This addition would be a significant win for TCPA defendants—especially in so-called “wrong number” cases. For example, depending on the format of a defendant’s electronic records, identification of wrong number class members may require a search of all records which cannot be accomplished via an automated means, such as running data search terms. As a result, identifying class members may not be administratively feasible. A wrong-number plaintiff could proceed individually, but not on behalf of others.
Limitations on Recovery of Attorneys’ Fees for Class Counsel. Quite often, the only people who benefit from class actions are plaintiffs’ attorneys. The FCALA specifically addresses this issue and seeks to rein in such class counsel abuse. Fee awards would be based on the amount actually distributed to the class. So, for example, in the case of a claims-made settlement of a TCPA case, class counsel’s fees would be limited by the actual number of claims filed and would not be subject to distribution until the claims process was completed. Attorneys’ fees could not exceed the monetary class recovery. Class counsel would still, however, be allowed to recover some fees for obtaining equitable relief on behalf of the class.
Issue Classes Not Allowed. Faced with problems of proving predominance of common issues under Rule 23(b)(3), class counsel seeking money damages often turn to Rule 23(c)(4) to bifurcate the pesky individual issues. The circuits are split on whether such claim-splitting in the interest of certification is permissible. Under FCALA, an order certifying a class with respect to a particular issue must include a determination that the entirety of the cause of action from which the particular issue arises satisfies all the class certification prerequisites. Thus, courts would no longer be able to certify a class by splitting a cause of action under Rule 23(c)(4). A class could only be certified by evaluating the entire cause of action under Rules 23(a) and (b).
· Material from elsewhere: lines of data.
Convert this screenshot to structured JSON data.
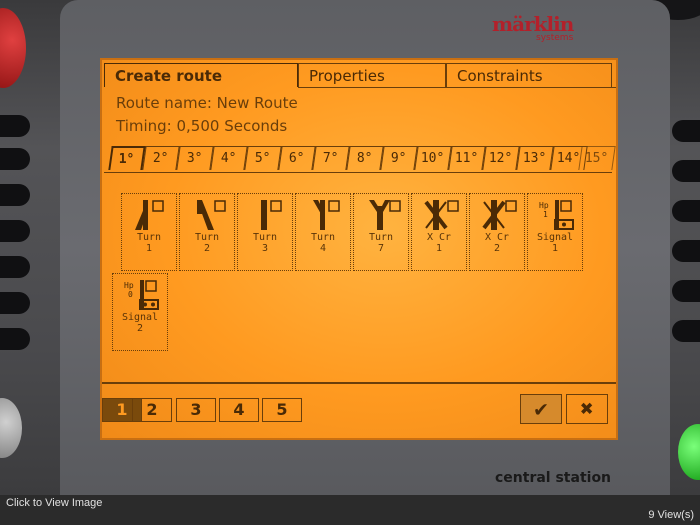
{
  "brand": {
    "logo_text": "märklin",
    "logo_sub": "systems",
    "device_label": "central station"
  },
  "screen": {
    "tabs": [
      {
        "label": "Create route",
        "active": true
      },
      {
        "label": "Properties",
        "active": false
      },
      {
        "label": "Constraints",
        "active": false
      }
    ],
    "route_name": "Route name: New Route",
    "timing": "Timing: 0,500 Seconds",
    "steps": [
      "1°",
      "2°",
      "3°",
      "4°",
      "5°",
      "6°",
      "7°",
      "8°",
      "9°",
      "10°",
      "11°",
      "12°",
      "13°",
      "14°",
      "15°"
    ],
    "active_step": "1°",
    "items": [
      {
        "line1": "Turn",
        "line2": "1",
        "icon": "turnout-left-icon"
      },
      {
        "line1": "Turn",
        "line2": "2",
        "icon": "turnout-right-icon"
      },
      {
        "line1": "Turn",
        "line2": "3",
        "icon": "turnout-straight-icon"
      },
      {
        "line1": "Turn",
        "line2": "4",
        "icon": "turnout-y-icon"
      },
      {
        "line1": "Turn",
        "line2": "7",
        "icon": "turnout-y-icon"
      },
      {
        "line1": "X Cr",
        "line2": "1",
        "icon": "crossing-icon"
      },
      {
        "line1": "X Cr",
        "line2": "2",
        "icon": "crossing-icon"
      },
      {
        "line1": "Signal",
        "line2": "1",
        "icon": "signal-icon",
        "hp": "Hp",
        "hp_num": "1"
      },
      {
        "line1": "Signal",
        "line2": "2",
        "icon": "signal-icon",
        "hp": "Hp",
        "hp_num": "0"
      }
    ],
    "pages": [
      "1",
      "2",
      "3",
      "4",
      "5"
    ],
    "active_page": "1",
    "ok_glyph": "✔",
    "cancel_glyph": "✖"
  },
  "viewer": {
    "click_text": "Click to View Image",
    "views": "9 View(s)"
  },
  "colors": {
    "screen": "#ff9a20",
    "ink": "#4a2a06",
    "logo": "#b3202a"
  }
}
Stay of Discovery. Expensive and burdensome class discovery is often central to strategy decisions in defending against class actions. For the same reasons, class wide discovery is often used by plaintiffs to leverage settlements. The FCALA, however, would require that discovery be stayed pending motions to dismiss, transfer, or strike. In the TCPA context, a defendant would have an opportunity to drill down on whether class discovery will look at calls made by a specific line of business or an entire enterprise. The same defendant would have an opportunity to evaluate more thoroughly the scope of the potential class and consider the business impacts of settlement without being pressured by a shortened timeline.
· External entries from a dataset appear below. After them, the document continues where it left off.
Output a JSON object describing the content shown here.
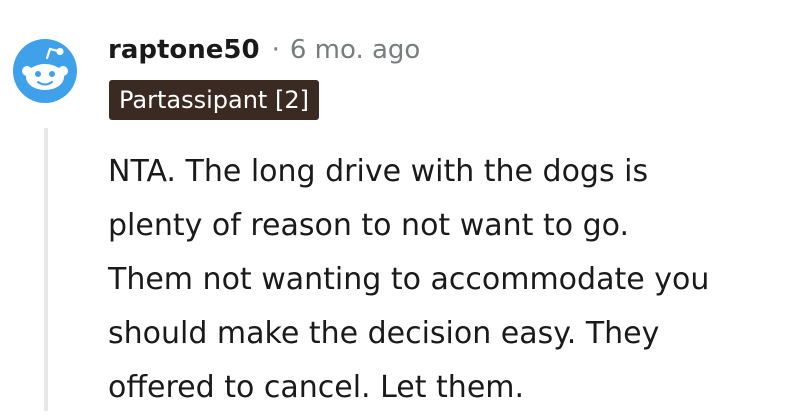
{
  "comment": {
    "author": "raptone50",
    "separator": "·",
    "time_ago": "6 mo. ago",
    "flair": "Partassipant [2]",
    "avatar_icon": "reddit-snoo-avatar-icon",
    "body_lines": [
      "NTA. The long drive with the dogs is",
      "plenty of reason to not want to go.",
      "Them not wanting to accommodate you",
      "should make the decision easy. They",
      "offered to cancel. Let them."
    ]
  },
  "colors": {
    "avatar_blue": "#3fa1ea",
    "flair_background": "#3b2a22",
    "thread_line": "#e5e7e8",
    "meta_text": "#787c7e"
  }
}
Right to Appeal Class Certification Decisions. Under Rule 23(f), circuit courts currently have discretion on whether to grant interlocutory review of class certification orders. Under the FCALA, an order to grant or deny class certification would be immediately appealable. In the TCPA context, this would relieve some of the settlement pressure from the gargantuan dollar exposure faced by defendants following class certification of claims which are otherwise weak on the merits or untested. As things now stand, a defendant denied interlocutory review of a questionable class certification order is sometimes left with no choice but to settle.
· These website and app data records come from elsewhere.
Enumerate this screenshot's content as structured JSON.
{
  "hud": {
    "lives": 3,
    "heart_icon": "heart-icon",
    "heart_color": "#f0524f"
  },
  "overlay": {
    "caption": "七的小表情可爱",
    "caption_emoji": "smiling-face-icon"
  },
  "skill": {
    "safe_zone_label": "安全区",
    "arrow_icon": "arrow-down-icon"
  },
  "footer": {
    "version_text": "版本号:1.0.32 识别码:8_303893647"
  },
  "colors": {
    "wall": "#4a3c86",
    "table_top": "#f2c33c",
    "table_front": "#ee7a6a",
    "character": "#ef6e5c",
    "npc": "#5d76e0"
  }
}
Stay tuned as this bill moves through the Senate, which received it on March 13, 2017.
For more information regarding the TCPA generally, or FCALA specifically, contact Genevieve R. Walser-Jolly at email@example.com.